By distorting the truth or leaving out essential context, clickbait headlines can contribute to the spread of misinformation. Researchers have found that we are more likely to remember exaggerated or shocking headline claims as true, even if the content proves otherwise. This is dangerous in an era where false information spreads rapidly online.
Furthermore, clickbait headlines often exploit emotional hot-button issues to drive clicks. Headlines may present simplified, one-sided takes on complex issues to provoke strong reactions. This practice increases polarization and clouds rational discourse on important topics.
While clickbait is an effective short-term strategy for capturing reader attention, it has harmful long-term effects. Clickbait erodes public trust in journalism and media institutions by frequently deceiving and manipulating readers. Platforms and publishers should reconsider harnessing clickbait headlines for temporary gains at the cost of credibility.
Tips to Recognize Clickbait and Avoid:
- How can I recognize clickbait articles?
- Look out for headlines that seem exaggerated, make grand claims, or use hyperbolic language to grab your attention. Clickbait headlines often ask questions, use cliffhangers, or create a sense of urgency or controversy to entice clicks. Always consider if the headline matches the content of the article.
- What are the common characteristics of clickbait headlines?
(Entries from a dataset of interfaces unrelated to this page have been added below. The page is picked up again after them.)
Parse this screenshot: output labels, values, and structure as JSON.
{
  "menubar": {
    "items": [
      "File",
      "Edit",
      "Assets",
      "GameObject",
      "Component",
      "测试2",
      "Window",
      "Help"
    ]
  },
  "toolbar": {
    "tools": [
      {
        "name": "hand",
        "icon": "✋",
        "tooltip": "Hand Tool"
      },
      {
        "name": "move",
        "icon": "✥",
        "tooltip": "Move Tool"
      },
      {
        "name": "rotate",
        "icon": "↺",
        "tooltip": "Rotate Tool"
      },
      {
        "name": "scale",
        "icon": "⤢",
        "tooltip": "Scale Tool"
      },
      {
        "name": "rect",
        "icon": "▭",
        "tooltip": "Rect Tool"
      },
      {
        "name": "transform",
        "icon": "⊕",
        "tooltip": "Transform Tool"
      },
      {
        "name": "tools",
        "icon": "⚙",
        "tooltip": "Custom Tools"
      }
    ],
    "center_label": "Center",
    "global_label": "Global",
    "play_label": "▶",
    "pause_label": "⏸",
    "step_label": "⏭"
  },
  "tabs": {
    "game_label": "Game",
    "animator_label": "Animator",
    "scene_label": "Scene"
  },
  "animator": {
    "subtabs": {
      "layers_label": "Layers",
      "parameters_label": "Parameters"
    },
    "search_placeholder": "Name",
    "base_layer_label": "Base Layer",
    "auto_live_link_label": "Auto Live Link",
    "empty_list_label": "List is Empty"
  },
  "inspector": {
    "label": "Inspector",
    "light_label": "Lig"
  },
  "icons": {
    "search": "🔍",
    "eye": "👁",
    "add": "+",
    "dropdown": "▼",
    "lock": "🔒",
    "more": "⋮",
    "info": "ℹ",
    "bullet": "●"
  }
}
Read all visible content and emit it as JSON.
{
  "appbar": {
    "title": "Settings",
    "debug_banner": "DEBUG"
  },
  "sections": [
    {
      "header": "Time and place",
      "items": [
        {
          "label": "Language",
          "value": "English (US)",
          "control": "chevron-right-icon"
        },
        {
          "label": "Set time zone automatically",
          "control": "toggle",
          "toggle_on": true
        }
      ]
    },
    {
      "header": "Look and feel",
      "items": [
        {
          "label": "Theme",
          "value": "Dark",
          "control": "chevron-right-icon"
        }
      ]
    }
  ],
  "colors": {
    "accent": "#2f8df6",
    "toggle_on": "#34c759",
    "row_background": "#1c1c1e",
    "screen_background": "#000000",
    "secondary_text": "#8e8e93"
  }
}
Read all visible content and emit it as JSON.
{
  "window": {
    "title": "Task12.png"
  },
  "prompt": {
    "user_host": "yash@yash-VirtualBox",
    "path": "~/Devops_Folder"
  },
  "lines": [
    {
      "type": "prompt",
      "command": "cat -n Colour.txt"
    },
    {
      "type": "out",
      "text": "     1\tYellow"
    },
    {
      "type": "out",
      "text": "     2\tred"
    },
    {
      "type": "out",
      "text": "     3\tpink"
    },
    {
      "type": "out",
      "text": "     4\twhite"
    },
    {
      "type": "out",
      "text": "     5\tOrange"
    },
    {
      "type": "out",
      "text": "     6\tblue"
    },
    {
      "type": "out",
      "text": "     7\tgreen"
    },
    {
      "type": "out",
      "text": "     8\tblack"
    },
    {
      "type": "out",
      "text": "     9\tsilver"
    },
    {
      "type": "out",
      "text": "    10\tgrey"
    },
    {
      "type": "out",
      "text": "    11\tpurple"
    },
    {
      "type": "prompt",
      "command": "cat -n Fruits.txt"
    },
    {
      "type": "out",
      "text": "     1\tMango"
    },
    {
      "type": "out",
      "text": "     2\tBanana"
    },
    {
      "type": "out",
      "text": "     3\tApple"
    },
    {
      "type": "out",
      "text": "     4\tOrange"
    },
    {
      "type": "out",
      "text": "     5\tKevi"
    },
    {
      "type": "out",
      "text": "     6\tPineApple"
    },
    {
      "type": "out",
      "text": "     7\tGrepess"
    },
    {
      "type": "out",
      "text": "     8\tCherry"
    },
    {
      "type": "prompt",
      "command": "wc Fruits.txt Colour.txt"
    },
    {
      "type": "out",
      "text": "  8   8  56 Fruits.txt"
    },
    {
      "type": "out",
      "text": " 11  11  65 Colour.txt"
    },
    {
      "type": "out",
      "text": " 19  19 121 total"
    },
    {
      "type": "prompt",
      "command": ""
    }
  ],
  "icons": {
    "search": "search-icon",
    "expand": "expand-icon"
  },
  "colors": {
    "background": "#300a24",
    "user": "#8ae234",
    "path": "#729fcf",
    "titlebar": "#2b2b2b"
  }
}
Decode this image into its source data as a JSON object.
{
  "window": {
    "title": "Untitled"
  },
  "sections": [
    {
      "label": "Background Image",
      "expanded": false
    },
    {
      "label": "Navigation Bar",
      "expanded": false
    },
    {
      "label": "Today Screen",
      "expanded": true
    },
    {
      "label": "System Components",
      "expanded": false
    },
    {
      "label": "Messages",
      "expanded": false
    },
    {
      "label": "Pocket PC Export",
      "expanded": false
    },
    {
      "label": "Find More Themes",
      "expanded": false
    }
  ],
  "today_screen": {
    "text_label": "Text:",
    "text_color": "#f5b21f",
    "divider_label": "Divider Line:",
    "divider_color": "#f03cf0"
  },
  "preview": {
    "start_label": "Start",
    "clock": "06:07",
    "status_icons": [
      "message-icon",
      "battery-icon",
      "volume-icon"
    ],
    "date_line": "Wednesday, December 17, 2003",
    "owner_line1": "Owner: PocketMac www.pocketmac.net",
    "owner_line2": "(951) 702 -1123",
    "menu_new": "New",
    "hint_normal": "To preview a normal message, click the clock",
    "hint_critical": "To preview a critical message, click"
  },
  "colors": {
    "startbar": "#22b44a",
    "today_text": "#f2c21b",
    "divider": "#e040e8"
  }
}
- Clickbait headlines tend to be very short, use all caps or punctuation for emphasis, make broad claims without specifics, and leverage your emotions. They often lack details and context that would help determine the true focus and nature of the article.
- Are there any warning signs that indicate an article is clickbait?
- Headlines that seem too good to be true, outrageous, or make very bold claims are often clickbait. Vague headlines that fail to explain key details should raise flags. Also look for headlines using numbered lists, advice-style language, or targeting your emotions.
- How can I identify misleading titles?
- Look for headlines that seem overpromising, exaggerated beyond what’s reasonable, or focused on eliciting curiosity rather than accurately depicting the article content. Quality headlines summarize the core focus and details accurately.
- What are some techniques used by clickbait creators?
- Clickbait creators rely on curiosity gaps, intentional vagueness, controversial or emotional language, exaggeration, and social media sharing pressure tactics. Question and list-style headlines are very common.
- Is there a way to distinguish between genuine news and clickbait?
- Look to trusted news sources and journalists with integrity over headline optimization. Check if headlines match the article content, review cited sources, and read beyond the headline before sharing articles.
- Can you provide tips to avoid falling for clickbait?
- Pause before clicking headlines that spark curiosity or outrage. Verify claims in the headline against the article contents before clicking. Avoid headlines using excessive punctuation, all caps, numbers, advice or questions.
- How can I teach others to recognize clickbait?
- Encourage critical thinking when headlines seem questionable. Discuss clickbait techniques and their presence even in reputable publications. Advise others to read beyond headlines for accuracy before sharing. Promote quality journalism over clickbait content.
- Are there any tools available to help detect clickbait content?
- Some browsers like Chrome have clickbait blocker extensions you can install. There are also clickbait detection APIs and machine learning models, though most tools are not yet consumer-facing.
- What are the consequences of clicking on clickbait articles?
- Clickbait can spread misinformation, make revenue from exaggerated or false content, take away time/attention from quality content, or contribute to aggregate online media distrust. It often leads to wasted time on low-quality articles that fail to deliver.